■ **Work required**
Quote every line of the data below as it stands, omitting pictures.

■ **Dataset entries**
'''
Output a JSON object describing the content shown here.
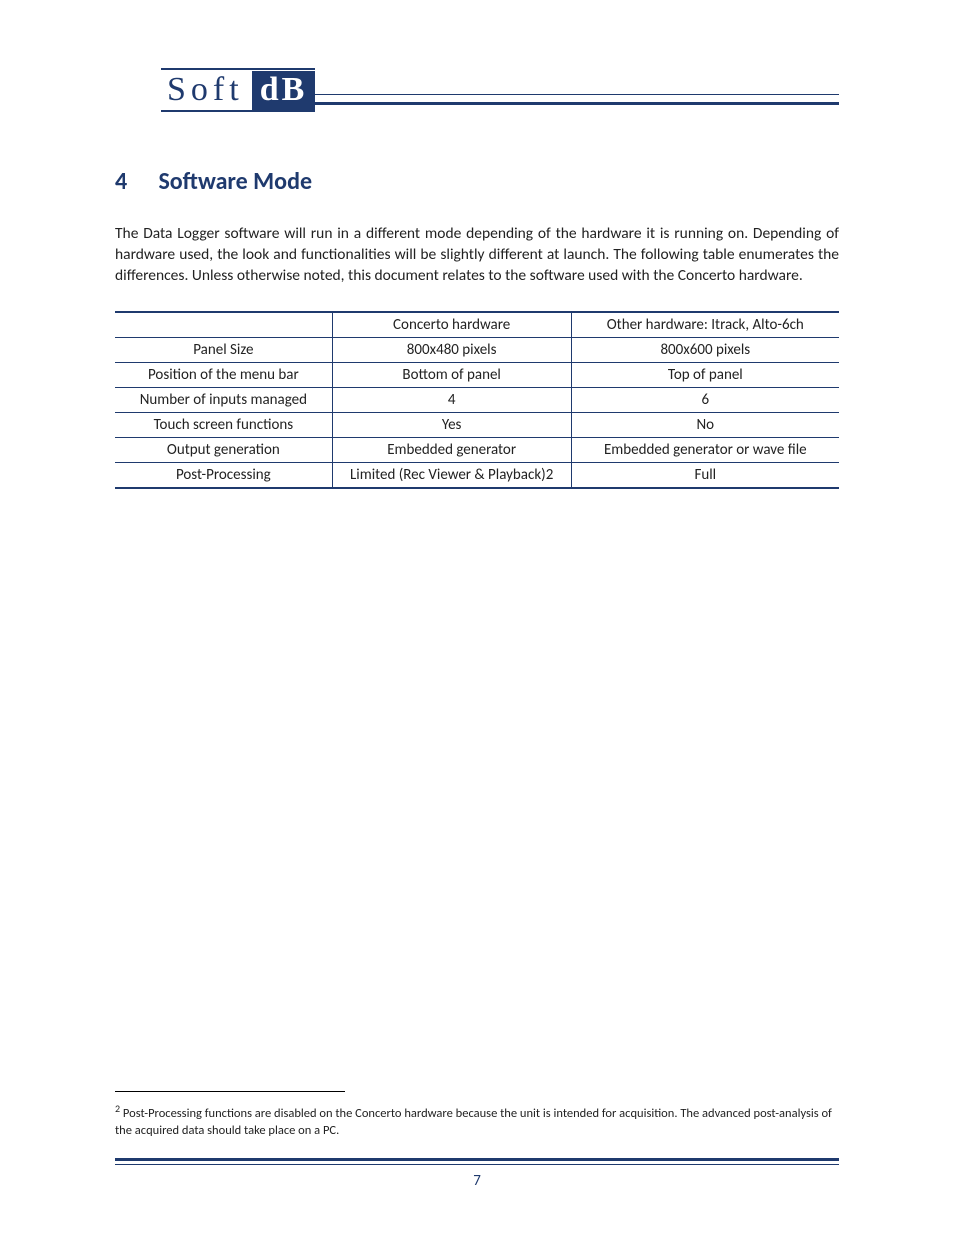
{
  "logo": {
    "part1": "Soft",
    "part2": "dB"
  },
  "section": {
    "number": "4",
    "title": "Software Mode"
  },
  "paragraph": "The Data Logger software will run in a different mode depending of the hardware it is running on. Depending of hardware used, the look and functionalities will be slightly different at launch. The following table enumerates the differences. Unless otherwise noted, this document relates to the software used with the Concerto hardware.",
  "table": {
    "head": [
      "",
      "Concerto hardware",
      "Other hardware: Itrack, Alto-6ch"
    ],
    "rows": [
      [
        "Panel Size",
        "800x480 pixels",
        "800x600 pixels"
      ],
      [
        "Position of the menu bar",
        "Bottom of panel",
        "Top of panel"
      ],
      [
        "Number of inputs managed",
        "4",
        "6"
      ],
      [
        "Touch screen functions",
        "Yes",
        "No"
      ],
      [
        "Output generation",
        "Embedded generator",
        "Embedded generator or wave file"
      ],
      [
        "Post-Processing",
        "Limited (Rec Viewer & Playback)2",
        "Full"
      ]
    ]
  },
  "footnote": {
    "marker": "2",
    "text": " Post-Processing functions are disabled on the Concerto hardware because the unit is intended for acquisition. The advanced post-analysis of the acquired data should take place on a PC."
  },
  "pageNumber": "7"
}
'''
■ **Solution for this task**
Output a JSON object describing the content shown here.
{
  "logo": {
    "part1": "Soft",
    "part2": "dB"
  },
  "section": {
    "number": "4",
    "title": "Software Mode"
  },
  "paragraph": "The Data Logger software will run in a different mode depending of the hardware it is running on. Depending of hardware used, the look and functionalities will be slightly different at launch. The following table enumerates the differences. Unless otherwise noted, this document relates to the software used with the Concerto hardware.",
  "table": {
    "head": [
      "",
      "Concerto hardware",
      "Other hardware: Itrack, Alto-6ch"
    ],
    "rows": [
      [
        "Panel Size",
        "800x480 pixels",
        "800x600 pixels"
      ],
      [
        "Position of the menu bar",
        "Bottom of panel",
        "Top of panel"
      ],
      [
        "Number of inputs managed",
        "4",
        "6"
      ],
      [
        "Touch screen functions",
        "Yes",
        "No"
      ],
      [
        "Output generation",
        "Embedded generator",
        "Embedded generator or wave file"
      ],
      [
        "Post-Processing",
        "Limited (Rec Viewer & Playback)2",
        "Full"
      ]
    ]
  },
  "footnote": {
    "marker": "2",
    "text": " Post-Processing functions are disabled on the Concerto hardware because the unit is intended for acquisition. The advanced post-analysis of the acquired data should take place on a PC."
  },
  "pageNumber": "7"
}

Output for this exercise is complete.